However, a scheme that goals to retrain professionals is now having its authorities funding minimize, prompting issues it might shut its doorways by September.

It comes at a time when secondary faculty instructor recruitment targets have been missed by 50 p.c, a determine that an be even decrease in topic areas similar to physics, which solely recruited 17 p.c of its goal.

And whereas Now Teach faces closure due to the cuts, senior politicians are asking the federal government to reinstate the funding.

Lord Blunkett, the previous training secretary, and Robin Walker, the chairman of the training choose committee are amongst these to be lobbying the federal government.

A letter, signed by 300 Now Teach alumni, politicians, head academics, unions and companies, urges all political events to comply with the committee’s advice to reinstate its funding.

It says: “A good education is impossible without good teachers.

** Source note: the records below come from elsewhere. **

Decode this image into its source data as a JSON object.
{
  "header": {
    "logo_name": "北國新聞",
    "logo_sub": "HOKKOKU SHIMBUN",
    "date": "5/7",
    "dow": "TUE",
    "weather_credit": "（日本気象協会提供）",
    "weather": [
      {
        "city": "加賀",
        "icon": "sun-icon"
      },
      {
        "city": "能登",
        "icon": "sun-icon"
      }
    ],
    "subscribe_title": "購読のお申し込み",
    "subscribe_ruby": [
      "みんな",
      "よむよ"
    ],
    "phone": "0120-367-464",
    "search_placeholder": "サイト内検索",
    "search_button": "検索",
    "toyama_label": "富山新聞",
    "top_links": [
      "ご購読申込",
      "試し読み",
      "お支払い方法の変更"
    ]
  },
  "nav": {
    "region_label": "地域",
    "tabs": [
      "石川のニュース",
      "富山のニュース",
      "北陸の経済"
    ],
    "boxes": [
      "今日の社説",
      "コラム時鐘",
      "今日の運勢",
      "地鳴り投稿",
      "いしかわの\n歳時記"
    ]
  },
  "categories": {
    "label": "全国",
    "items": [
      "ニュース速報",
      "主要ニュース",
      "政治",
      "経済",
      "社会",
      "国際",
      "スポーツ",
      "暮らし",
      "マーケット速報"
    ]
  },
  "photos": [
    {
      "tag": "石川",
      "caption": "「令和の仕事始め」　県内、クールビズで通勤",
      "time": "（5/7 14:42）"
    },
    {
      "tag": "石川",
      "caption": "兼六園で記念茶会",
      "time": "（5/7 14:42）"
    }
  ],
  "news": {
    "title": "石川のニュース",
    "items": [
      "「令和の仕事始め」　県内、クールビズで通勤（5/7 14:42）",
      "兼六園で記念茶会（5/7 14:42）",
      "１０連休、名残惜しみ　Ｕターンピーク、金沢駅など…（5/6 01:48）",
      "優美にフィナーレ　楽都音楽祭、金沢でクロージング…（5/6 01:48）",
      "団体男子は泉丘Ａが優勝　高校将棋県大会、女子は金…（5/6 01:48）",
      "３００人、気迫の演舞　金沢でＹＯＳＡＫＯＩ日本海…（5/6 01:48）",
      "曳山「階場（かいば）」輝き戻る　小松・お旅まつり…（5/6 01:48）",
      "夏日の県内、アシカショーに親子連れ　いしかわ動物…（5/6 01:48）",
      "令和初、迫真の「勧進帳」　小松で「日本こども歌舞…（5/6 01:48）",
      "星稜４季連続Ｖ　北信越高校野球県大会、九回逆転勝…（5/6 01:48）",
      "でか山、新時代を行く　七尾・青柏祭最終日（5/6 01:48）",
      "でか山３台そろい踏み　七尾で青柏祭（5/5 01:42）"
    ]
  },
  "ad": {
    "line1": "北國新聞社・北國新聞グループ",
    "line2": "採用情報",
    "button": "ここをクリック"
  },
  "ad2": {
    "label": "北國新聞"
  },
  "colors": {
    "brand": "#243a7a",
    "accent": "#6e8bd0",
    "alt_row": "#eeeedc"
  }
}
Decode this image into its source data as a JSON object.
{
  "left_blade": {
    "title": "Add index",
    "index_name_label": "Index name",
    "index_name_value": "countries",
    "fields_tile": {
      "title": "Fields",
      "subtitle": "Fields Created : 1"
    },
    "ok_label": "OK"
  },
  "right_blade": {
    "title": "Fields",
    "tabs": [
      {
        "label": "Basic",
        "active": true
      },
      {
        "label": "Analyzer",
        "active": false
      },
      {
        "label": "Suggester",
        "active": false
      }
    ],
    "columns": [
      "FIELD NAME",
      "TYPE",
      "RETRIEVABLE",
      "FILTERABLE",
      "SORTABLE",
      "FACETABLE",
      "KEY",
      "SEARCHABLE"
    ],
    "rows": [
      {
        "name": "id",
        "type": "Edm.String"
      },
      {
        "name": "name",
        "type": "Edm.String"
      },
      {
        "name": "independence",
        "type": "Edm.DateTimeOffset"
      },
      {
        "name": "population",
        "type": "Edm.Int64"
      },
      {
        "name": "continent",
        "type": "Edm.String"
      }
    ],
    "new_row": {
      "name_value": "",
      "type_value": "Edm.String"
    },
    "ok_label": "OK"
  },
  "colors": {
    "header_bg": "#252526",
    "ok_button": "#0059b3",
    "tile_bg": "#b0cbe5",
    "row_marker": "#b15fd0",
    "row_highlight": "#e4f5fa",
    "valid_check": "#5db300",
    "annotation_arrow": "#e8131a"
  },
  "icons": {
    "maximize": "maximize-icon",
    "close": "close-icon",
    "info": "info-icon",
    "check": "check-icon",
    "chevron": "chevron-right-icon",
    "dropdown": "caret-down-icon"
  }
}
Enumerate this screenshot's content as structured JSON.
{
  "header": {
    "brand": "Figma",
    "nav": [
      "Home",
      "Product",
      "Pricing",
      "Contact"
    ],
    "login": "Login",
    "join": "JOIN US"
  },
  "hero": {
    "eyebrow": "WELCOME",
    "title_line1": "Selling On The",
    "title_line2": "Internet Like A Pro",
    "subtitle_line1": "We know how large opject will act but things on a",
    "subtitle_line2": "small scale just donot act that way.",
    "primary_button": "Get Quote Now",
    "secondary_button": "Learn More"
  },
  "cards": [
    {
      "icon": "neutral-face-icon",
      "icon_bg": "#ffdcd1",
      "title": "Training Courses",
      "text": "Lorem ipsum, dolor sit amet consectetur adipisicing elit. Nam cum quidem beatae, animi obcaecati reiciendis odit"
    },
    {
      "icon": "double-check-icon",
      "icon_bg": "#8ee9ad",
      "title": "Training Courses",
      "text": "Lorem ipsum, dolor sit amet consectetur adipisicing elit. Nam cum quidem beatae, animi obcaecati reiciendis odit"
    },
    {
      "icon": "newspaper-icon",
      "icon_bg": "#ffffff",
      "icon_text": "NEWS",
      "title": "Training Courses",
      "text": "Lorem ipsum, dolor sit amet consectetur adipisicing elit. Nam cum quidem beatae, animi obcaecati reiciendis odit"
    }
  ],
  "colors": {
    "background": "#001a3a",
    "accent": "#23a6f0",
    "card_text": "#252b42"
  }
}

A focus on specialist recruitment and retention initiatives, such as Now Teach for career-changers, is essential at a time when national targets have been missed by 50 percent.

“Career-changers are one of the few areas of growth in teacher recruitment. They have championed teaching to middle-aged professionals and met their Department for Education (DfE) recruitment target by 107 percent.

“Schools are struggling to source science and maths teachers. Now Teach has recruited higher proportions of these teachers compared to the national picture (62 percent v 34 percent).

“Career-changers’ professional insight bridges the gap between school and workplace: the former seismologist who helped set up a science-focused sixth form; the ex-City partner whose former colleagues give assembly talks or the consultant-turned-teacher who runs an AI club.

“We urge all parties contesting the general election to follow the select committee’s recommendation to reinstate funding for this vital specialist support.”

Applications for instructor coaching from individuals aged 40 and over are up by 31 p.c to six,697, in contrast with final yr, whereas for the under-40s they’re up by 11 per cent to 30,584.

People altering profession are outpacing the standard trainee instructor market when it comes to acceptance too – up 17 p.c in comparison with simply three. This is especially the case for scarcity topics similar to science and maths.

Now Teach has educated greater than 1,000 professionals with a median age of 47. This has included funding managers, company tax advisers, firm administrators and senior civil servants.

Last September, the federal government pledged £1.5 million a yr, unfold adcross three years, o rent one cohort and help them by means of coaching. It means the cuts would come into power in 2026.

Since the contact started, Now Teach has price the Department for Education a median of £1.4 million a yr. This has included coaching help, steerage, and attraction campaings.

Catherine McKinnell, the Labour shadow minister for colleges, mentioned it was “hard to believe that the secretary of state, who talks so much about her past business experience, is choosing to end the programme that brings business people into education, when schools are crying out for recruits”.

A spokesman for the programme mentioned the drop in DfE revenue meant it was more likely to cease hiring academics from September, “despite applications flying in amid a national recruitment crisis”.

He added: “We’ve had a 52 per cent year-on-year increase in new applicants to start teacher training in 2025. That’s hundreds of experienced professionals that we’re unlikely to bring into the classroom as a direct result of the DfE’s cuts.

“However, an election commitment could enable philanthropists to ‘bridge fund’ us and prevent the loss of nearly a decade of experience in this specialist field.”